Larry Doby — the player who integrated the American League with the Cleveland Indians a few weeks after Robinson’s feat in 1947 — said in his biography: “One of the things that was disappointing and disheartening to a lot of the black players at the time was that Jack was not the best player. The best was Josh Gibson. I think that’s one of the reasons Josh died so early — he was heartbroken.” Gibson died from a stroke at age 35 — just a few months before Robinson made his major league debut.
Kemp says he can see why it was Robinson over Gibson.
“Hey, Mr. Rickey had a plan and he picked the right guy to do it,” Kemp said. “He did a great job of turning the other cheek when it came right down to it."
“Mr. Rickey knew I wasn’t the one with the right makeup to do it,” Newcombe said. “I was a 19-year-old kid who threw extremely hard, and if I got mad and hit a white batter, there would have been riots.
“Roy, Josh and a lot of the other Negro League stars were great players, but they just didn’t have it all to be able to carry out the plan. Jackie did.”
And because of it, minorities excel in a game that they weren’t even allowed to make a living in less than 70 years ago.
“One of the major factors in the success of Mr. Rickey’s plan was the fact that a new commissioner — Happy Chandler — was taking over from a racist named Kenesaw Mountain Landis,” Newcombe said.
“When Mr. Rickey went to (Landis) privately in the 1944 season and told him he was thinking of signing Negro players, Landis publicly said that ‘None of those n*****s will ever play baseball as long as I’m alive.’ Well, thank God he died.

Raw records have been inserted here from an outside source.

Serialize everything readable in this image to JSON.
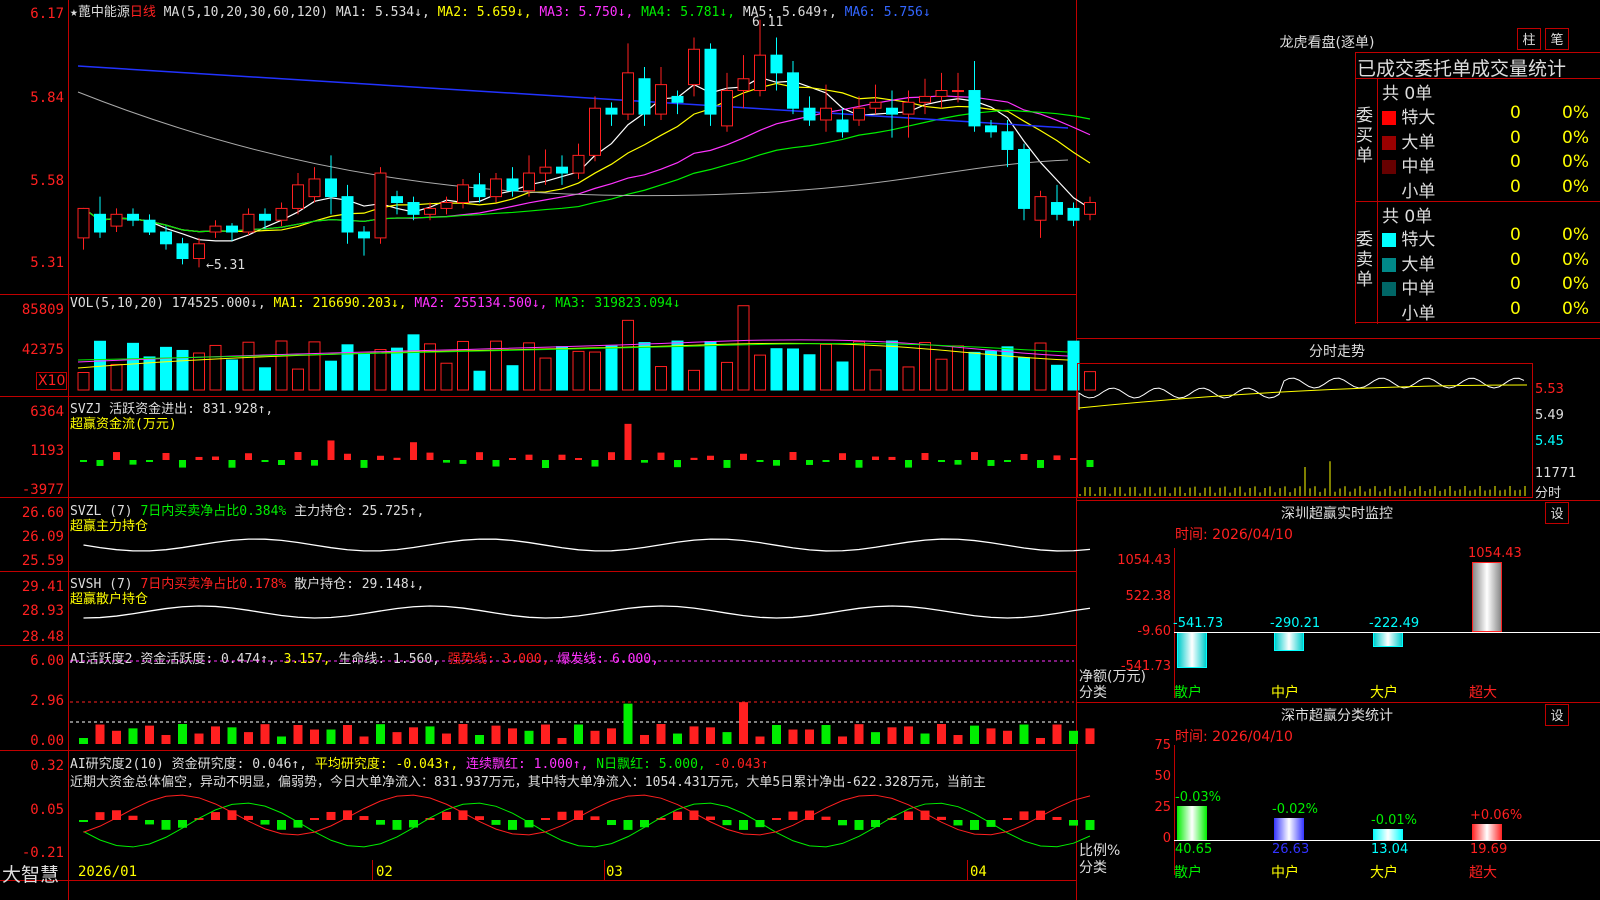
{
  "app": {
    "brand": "大智慧",
    "stock_name": "★蓖中能源",
    "period": "日线"
  },
  "main": {
    "ma_info": [
      {
        "t": "MA(5,10,20,30,60,120)",
        "c": "w"
      },
      {
        "t": "MA1: 5.534↓,",
        "c": "w"
      },
      {
        "t": "MA2: 5.659↓,",
        "c": "y"
      },
      {
        "t": "MA3: 5.750↓,",
        "c": "m"
      },
      {
        "t": "MA4: 5.781↓,",
        "c": "g"
      },
      {
        "t": "MA5: 5.649↑,",
        "c": "w"
      },
      {
        "t": "MA6: 5.756↓",
        "c": "b"
      }
    ],
    "y_labels": [
      "6.17",
      "5.84",
      "5.58",
      "5.31"
    ],
    "high_note": "6.11",
    "low_note": "←5.31"
  },
  "vol": {
    "info": [
      {
        "t": "VOL(5,10,20)",
        "c": "w"
      },
      {
        "t": "174525.000↓,",
        "c": "w"
      },
      {
        "t": "MA1: 216690.203↓,",
        "c": "y"
      },
      {
        "t": "MA2: 255134.500↓,",
        "c": "m"
      },
      {
        "t": "MA3: 319823.094↓",
        "c": "g"
      }
    ],
    "y_labels": [
      "85809",
      "42375"
    ],
    "unit": "X10"
  },
  "svzj": {
    "info1": "SVZJ  活跃资金进出: 831.928↑,",
    "info2": "超赢资金流(万元)",
    "y_labels": [
      "6364",
      "1193",
      "-3977"
    ]
  },
  "svzl": {
    "info": [
      {
        "t": "SVZL (7)",
        "c": "w"
      },
      {
        "t": "7日内买卖净占比0.384%",
        "c": "g"
      },
      {
        "t": "主力持仓: 25.725↑,",
        "c": "w"
      }
    ],
    "info2": "超赢主力持仓",
    "y_labels": [
      "26.60",
      "26.09",
      "25.59"
    ]
  },
  "svsh": {
    "info": [
      {
        "t": "SVSH (7)",
        "c": "w"
      },
      {
        "t": "7日内买卖净占比0.178%",
        "c": "r"
      },
      {
        "t": "散户持仓: 29.148↓,",
        "c": "w"
      }
    ],
    "info2": "超赢散户持仓",
    "y_labels": [
      "29.41",
      "28.93",
      "28.48"
    ]
  },
  "ai_active": {
    "info": [
      {
        "t": "AI活跃度2",
        "c": "w"
      },
      {
        "t": "资金活跃度: 0.474↑,",
        "c": "w"
      },
      {
        "t": "3.157,",
        "c": "y"
      },
      {
        "t": "生命线: 1.560,",
        "c": "w"
      },
      {
        "t": "强势线: 3.000,",
        "c": "r"
      },
      {
        "t": "爆发线: 6.000,",
        "c": "m"
      }
    ],
    "y_labels": [
      "6.00",
      "2.96",
      "0.00"
    ]
  },
  "ai_research": {
    "info": [
      {
        "t": "AI研究度2(10)",
        "c": "w"
      },
      {
        "t": "资金研究度: 0.046↑,",
        "c": "w"
      },
      {
        "t": "平均研究度: -0.043↑,",
        "c": "y"
      },
      {
        "t": "连续飘红: 1.000↑,",
        "c": "m"
      },
      {
        "t": "N日飘红: 5.000,",
        "c": "g"
      },
      {
        "t": "-0.043↑",
        "c": "r"
      }
    ],
    "desc": "近期大资金总体偏空，异动不明显，偏弱势，今日大单净流入：831.937万元，其中特大单净流入：1054.431万元，大单5日累计净出-622.328万元，当前主",
    "y_labels": [
      "0.32",
      "0.05",
      "-0.21"
    ]
  },
  "x_axis": [
    "2026/01",
    "02",
    "03",
    "04"
  ],
  "right": {
    "lhb_title": "龙虎看盘(逐单)",
    "btn_zhu": "柱",
    "btn_bi": "笔",
    "tbl_title": "已成交委托单成交量统计",
    "buy_label": "委买单",
    "sell_label": "委卖单",
    "buy_total": "共 0单",
    "sell_total": "共 0单",
    "buy_rows": [
      {
        "name": "特大",
        "v": "0",
        "p": "0%",
        "color": "#ff0000"
      },
      {
        "name": "大单",
        "v": "0",
        "p": "0%",
        "color": "#990000"
      },
      {
        "name": "中单",
        "v": "0",
        "p": "0%",
        "color": "#660000"
      },
      {
        "name": "小单",
        "v": "0",
        "p": "0%",
        "color": "#000000"
      }
    ],
    "sell_rows": [
      {
        "name": "特大",
        "v": "0",
        "p": "0%",
        "color": "#00ffff"
      },
      {
        "name": "大单",
        "v": "0",
        "p": "0%",
        "color": "#008888"
      },
      {
        "name": "中单",
        "v": "0",
        "p": "0%",
        "color": "#006666"
      },
      {
        "name": "小单",
        "v": "0",
        "p": "0%",
        "color": "#000000"
      }
    ],
    "intraday_title": "分时走势",
    "intraday_y": [
      "5.53",
      "5.49",
      "5.45",
      "11771",
      "分时"
    ],
    "monitor_title": "深圳超赢实时监控",
    "set_btn": "设",
    "monitor_time": "时间: 2026/04/10",
    "monitor_y": [
      "1054.43",
      "522.38",
      "-9.60",
      "-541.73"
    ],
    "monitor_left": [
      "净额(万元)",
      "分类"
    ],
    "monitor_cats": [
      "散户",
      "中户",
      "大户",
      "超大"
    ],
    "monitor_vals": [
      "-541.73",
      "-290.21",
      "-222.49",
      "1054.43"
    ],
    "class_title": "深市超赢分类统计",
    "class_time": "时间: 2026/04/10",
    "class_y": [
      "75",
      "50",
      "25",
      "0"
    ],
    "class_left": [
      "比例%",
      "分类"
    ],
    "class_cats": [
      "散户",
      "中户",
      "大户",
      "超大"
    ],
    "class_pct": [
      "-0.03%",
      "-0.02%",
      "-0.01%",
      "+0.06%"
    ],
    "class_vals": [
      "40.65",
      "26.63",
      "13.04",
      "19.69"
    ]
  },
  "chart_data": {
    "type": "candlestick",
    "y_range": [
      5.25,
      6.2
    ],
    "candles": [
      [
        5.42,
        5.52,
        5.38,
        5.5
      ],
      [
        5.5,
        5.44,
        5.42,
        5.56
      ],
      [
        5.46,
        5.5,
        5.44,
        5.52
      ],
      [
        5.5,
        5.48,
        5.46,
        5.52
      ],
      [
        5.48,
        5.44,
        5.43,
        5.5
      ],
      [
        5.44,
        5.4,
        5.38,
        5.46
      ],
      [
        5.4,
        5.35,
        5.33,
        5.42
      ],
      [
        5.35,
        5.4,
        5.32,
        5.42
      ],
      [
        5.44,
        5.46,
        5.42,
        5.48
      ],
      [
        5.46,
        5.44,
        5.41,
        5.47
      ],
      [
        5.44,
        5.5,
        5.43,
        5.52
      ],
      [
        5.5,
        5.48,
        5.45,
        5.52
      ],
      [
        5.48,
        5.52,
        5.46,
        5.54
      ],
      [
        5.52,
        5.6,
        5.5,
        5.64
      ],
      [
        5.56,
        5.62,
        5.54,
        5.66
      ],
      [
        5.62,
        5.56,
        5.5,
        5.7
      ],
      [
        5.56,
        5.44,
        5.4,
        5.6
      ],
      [
        5.44,
        5.42,
        5.36,
        5.46
      ],
      [
        5.42,
        5.64,
        5.4,
        5.66
      ],
      [
        5.56,
        5.54,
        5.5,
        5.58
      ],
      [
        5.54,
        5.5,
        5.48,
        5.56
      ],
      [
        5.5,
        5.52,
        5.48,
        5.54
      ],
      [
        5.52,
        5.54,
        5.5,
        5.56
      ],
      [
        5.54,
        5.6,
        5.52,
        5.62
      ],
      [
        5.6,
        5.56,
        5.54,
        5.64
      ],
      [
        5.56,
        5.62,
        5.54,
        5.64
      ],
      [
        5.62,
        5.58,
        5.56,
        5.66
      ],
      [
        5.58,
        5.64,
        5.56,
        5.7
      ],
      [
        5.64,
        5.66,
        5.6,
        5.72
      ],
      [
        5.66,
        5.64,
        5.6,
        5.7
      ],
      [
        5.64,
        5.7,
        5.62,
        5.74
      ],
      [
        5.7,
        5.86,
        5.68,
        5.9
      ],
      [
        5.86,
        5.84,
        5.8,
        5.88
      ],
      [
        5.84,
        5.98,
        5.82,
        6.08
      ],
      [
        5.96,
        5.84,
        5.8,
        6.0
      ],
      [
        5.84,
        5.94,
        5.82,
        6.0
      ],
      [
        5.9,
        5.88,
        5.84,
        5.92
      ],
      [
        5.94,
        6.06,
        5.9,
        6.1
      ],
      [
        6.06,
        5.84,
        5.8,
        6.08
      ],
      [
        5.8,
        5.92,
        5.78,
        5.98
      ],
      [
        5.92,
        5.96,
        5.86,
        6.04
      ],
      [
        5.92,
        6.04,
        5.9,
        6.16
      ],
      [
        6.04,
        5.98,
        5.92,
        6.1
      ],
      [
        5.98,
        5.86,
        5.84,
        6.02
      ],
      [
        5.86,
        5.82,
        5.8,
        5.9
      ],
      [
        5.82,
        5.86,
        5.78,
        5.94
      ],
      [
        5.82,
        5.78,
        5.76,
        5.86
      ],
      [
        5.82,
        5.86,
        5.8,
        5.9
      ],
      [
        5.86,
        5.88,
        5.84,
        5.94
      ],
      [
        5.86,
        5.84,
        5.76,
        5.92
      ],
      [
        5.84,
        5.88,
        5.76,
        5.92
      ],
      [
        5.88,
        5.9,
        5.84,
        5.96
      ],
      [
        5.9,
        5.92,
        5.86,
        5.98
      ],
      [
        5.92,
        5.92,
        5.88,
        5.98
      ],
      [
        5.92,
        5.8,
        5.78,
        6.02
      ],
      [
        5.8,
        5.78,
        5.76,
        5.82
      ],
      [
        5.78,
        5.72,
        5.66,
        5.82
      ],
      [
        5.72,
        5.52,
        5.48,
        5.74
      ],
      [
        5.48,
        5.56,
        5.42,
        5.58
      ],
      [
        5.54,
        5.5,
        5.48,
        5.6
      ],
      [
        5.52,
        5.48,
        5.46,
        5.54
      ],
      [
        5.5,
        5.54,
        5.48,
        5.56
      ]
    ]
  }
}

Chandler came in and even though he was from the south (Kentucky), he was behind Mr. Rickey right away.”
And the rest, as they say, is history.

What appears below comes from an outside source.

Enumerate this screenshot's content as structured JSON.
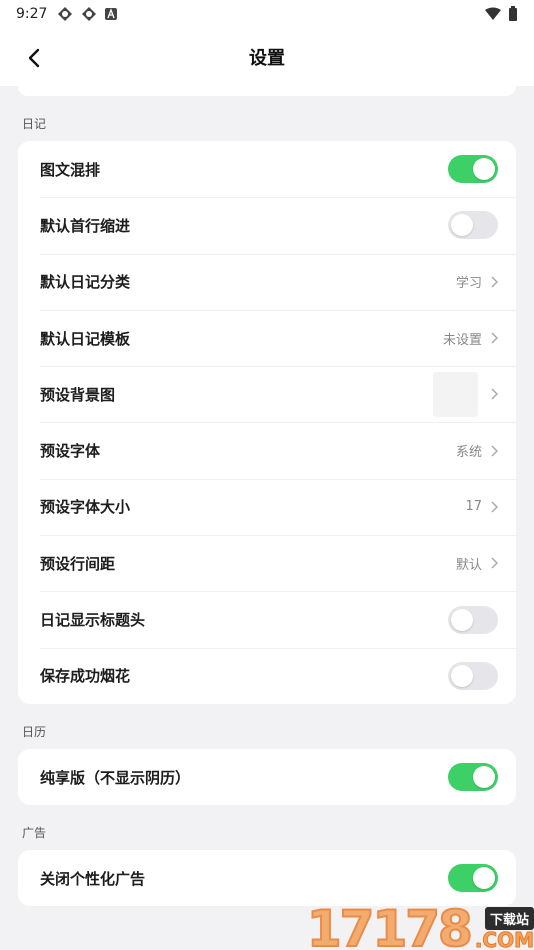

"Jackie was the type of person who, if he didn't like
you, he wouldn't be around you. But to me, he was one of the greatest
competitors I've ever seen. When he put that uniform on he wanted to beat you
bad," former Dodgers manager Tommy Lasorda said.
"He did it not just for himself. He did it for his race. He wanted to see
things change. It was for the world, the United States. He represented his race
with the highest degree of dedication and loyalty. He did a great justice for